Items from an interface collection
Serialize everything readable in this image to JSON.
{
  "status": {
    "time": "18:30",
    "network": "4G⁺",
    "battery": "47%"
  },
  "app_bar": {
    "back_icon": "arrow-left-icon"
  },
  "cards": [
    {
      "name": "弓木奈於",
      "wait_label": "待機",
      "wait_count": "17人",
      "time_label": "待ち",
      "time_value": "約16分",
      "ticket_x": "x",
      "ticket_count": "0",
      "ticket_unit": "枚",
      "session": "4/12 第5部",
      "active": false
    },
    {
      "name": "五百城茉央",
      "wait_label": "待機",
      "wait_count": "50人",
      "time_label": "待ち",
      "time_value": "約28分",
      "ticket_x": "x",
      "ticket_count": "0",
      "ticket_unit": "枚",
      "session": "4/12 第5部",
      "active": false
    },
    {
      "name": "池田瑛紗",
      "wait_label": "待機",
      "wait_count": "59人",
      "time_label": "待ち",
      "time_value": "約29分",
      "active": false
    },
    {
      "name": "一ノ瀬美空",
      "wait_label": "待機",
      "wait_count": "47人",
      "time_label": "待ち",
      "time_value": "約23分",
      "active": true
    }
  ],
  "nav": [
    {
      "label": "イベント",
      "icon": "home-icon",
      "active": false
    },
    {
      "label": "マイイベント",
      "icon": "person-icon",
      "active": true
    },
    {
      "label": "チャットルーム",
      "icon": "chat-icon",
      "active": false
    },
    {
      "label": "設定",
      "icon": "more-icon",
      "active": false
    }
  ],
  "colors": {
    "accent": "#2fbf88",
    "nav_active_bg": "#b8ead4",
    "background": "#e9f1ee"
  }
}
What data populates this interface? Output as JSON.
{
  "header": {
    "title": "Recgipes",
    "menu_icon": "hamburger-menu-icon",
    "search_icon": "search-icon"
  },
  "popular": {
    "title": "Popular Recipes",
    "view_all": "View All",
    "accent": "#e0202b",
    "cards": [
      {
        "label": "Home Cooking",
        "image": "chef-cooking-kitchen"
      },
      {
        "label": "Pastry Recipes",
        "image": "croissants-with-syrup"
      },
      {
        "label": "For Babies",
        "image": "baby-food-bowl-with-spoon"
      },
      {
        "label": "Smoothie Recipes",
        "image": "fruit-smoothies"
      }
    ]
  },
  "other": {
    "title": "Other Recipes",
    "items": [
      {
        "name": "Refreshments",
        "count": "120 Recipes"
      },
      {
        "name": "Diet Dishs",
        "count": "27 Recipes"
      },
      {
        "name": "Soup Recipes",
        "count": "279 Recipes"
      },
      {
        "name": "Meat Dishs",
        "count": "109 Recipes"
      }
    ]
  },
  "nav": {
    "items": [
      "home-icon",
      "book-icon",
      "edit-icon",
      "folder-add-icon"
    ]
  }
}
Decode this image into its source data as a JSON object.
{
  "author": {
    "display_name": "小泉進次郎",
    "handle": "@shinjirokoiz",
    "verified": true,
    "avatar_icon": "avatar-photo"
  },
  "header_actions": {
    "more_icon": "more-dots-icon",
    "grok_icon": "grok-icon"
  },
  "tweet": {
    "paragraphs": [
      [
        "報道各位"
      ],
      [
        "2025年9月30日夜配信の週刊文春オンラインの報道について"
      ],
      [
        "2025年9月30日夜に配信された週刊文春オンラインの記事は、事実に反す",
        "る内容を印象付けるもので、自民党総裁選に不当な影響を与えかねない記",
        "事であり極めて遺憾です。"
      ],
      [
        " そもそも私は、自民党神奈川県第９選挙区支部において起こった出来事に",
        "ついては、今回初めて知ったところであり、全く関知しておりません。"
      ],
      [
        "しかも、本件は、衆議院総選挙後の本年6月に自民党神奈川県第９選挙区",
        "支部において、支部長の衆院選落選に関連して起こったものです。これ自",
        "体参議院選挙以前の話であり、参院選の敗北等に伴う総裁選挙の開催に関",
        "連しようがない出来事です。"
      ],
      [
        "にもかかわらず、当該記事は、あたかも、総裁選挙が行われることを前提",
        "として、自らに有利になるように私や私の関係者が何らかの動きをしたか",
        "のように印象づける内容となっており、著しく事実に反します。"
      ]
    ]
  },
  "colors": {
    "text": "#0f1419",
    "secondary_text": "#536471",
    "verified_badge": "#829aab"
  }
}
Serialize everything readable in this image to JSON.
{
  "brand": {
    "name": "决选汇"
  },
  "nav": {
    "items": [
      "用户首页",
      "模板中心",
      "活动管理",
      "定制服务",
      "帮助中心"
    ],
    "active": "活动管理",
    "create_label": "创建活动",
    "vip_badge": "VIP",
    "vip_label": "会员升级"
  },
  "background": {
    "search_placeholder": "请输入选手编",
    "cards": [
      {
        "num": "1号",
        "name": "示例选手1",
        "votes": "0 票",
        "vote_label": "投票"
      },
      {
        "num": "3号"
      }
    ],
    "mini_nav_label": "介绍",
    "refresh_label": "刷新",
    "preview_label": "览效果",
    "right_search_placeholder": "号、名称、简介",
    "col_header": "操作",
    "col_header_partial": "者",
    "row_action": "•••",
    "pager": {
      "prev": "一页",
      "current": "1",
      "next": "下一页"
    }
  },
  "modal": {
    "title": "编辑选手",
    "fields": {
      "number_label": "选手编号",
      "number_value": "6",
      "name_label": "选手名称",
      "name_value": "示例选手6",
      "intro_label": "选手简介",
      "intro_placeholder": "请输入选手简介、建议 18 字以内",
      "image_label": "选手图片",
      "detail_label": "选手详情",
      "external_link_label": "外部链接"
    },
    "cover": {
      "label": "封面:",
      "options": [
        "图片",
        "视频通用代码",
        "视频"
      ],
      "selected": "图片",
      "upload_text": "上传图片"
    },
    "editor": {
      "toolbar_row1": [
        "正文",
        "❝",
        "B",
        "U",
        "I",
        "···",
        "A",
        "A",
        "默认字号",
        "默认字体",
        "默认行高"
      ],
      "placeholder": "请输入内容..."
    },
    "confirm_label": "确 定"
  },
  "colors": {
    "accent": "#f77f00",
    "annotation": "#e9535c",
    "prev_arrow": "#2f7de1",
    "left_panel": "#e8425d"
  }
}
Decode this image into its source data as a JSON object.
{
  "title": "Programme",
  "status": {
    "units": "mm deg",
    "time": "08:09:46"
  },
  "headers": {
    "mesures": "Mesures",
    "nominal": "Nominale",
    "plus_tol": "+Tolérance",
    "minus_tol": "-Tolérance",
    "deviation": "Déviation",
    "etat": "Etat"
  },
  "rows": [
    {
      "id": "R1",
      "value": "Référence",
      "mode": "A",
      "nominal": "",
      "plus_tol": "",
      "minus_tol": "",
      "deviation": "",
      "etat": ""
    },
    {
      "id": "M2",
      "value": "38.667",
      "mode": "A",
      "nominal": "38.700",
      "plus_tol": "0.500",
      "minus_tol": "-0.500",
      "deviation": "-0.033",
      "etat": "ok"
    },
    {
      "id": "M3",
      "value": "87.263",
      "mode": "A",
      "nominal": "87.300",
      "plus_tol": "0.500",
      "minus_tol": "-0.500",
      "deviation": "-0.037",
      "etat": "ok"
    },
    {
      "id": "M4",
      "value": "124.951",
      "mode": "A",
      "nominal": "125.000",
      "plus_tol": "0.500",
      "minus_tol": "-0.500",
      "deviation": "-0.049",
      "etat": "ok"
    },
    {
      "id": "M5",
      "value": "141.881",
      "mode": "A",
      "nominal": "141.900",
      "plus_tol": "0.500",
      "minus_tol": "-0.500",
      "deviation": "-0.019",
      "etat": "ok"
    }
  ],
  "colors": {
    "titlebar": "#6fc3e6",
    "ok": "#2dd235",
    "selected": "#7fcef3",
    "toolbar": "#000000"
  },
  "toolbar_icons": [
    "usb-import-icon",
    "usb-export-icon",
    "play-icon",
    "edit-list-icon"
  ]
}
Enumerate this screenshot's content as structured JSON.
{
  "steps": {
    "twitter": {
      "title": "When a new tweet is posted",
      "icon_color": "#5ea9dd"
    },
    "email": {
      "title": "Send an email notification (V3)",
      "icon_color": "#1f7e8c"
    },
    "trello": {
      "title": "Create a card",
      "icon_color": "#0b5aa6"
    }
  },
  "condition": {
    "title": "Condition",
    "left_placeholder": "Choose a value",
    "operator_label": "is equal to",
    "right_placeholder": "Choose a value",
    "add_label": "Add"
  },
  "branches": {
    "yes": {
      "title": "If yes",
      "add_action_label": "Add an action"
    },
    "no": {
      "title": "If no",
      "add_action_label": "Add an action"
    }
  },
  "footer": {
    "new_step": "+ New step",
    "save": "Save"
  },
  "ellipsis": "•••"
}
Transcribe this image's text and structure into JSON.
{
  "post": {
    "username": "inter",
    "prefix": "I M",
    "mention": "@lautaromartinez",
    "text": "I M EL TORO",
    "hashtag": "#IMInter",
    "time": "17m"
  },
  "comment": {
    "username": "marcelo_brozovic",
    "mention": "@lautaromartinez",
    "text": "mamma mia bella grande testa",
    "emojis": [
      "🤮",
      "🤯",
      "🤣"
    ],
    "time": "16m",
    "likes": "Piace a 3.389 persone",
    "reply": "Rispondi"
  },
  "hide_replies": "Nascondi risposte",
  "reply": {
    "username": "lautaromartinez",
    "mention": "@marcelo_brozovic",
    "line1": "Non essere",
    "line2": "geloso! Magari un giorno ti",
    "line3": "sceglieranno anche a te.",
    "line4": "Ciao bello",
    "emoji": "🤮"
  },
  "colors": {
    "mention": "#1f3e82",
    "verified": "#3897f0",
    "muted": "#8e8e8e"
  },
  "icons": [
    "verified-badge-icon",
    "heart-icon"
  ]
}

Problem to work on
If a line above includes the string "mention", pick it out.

Result of this task
    "mention": "@lautaromartinez",
    "mention": "@lautaromartinez",
    "mention": "@marcelo_brozovic",
    "mention": "#1f3e82",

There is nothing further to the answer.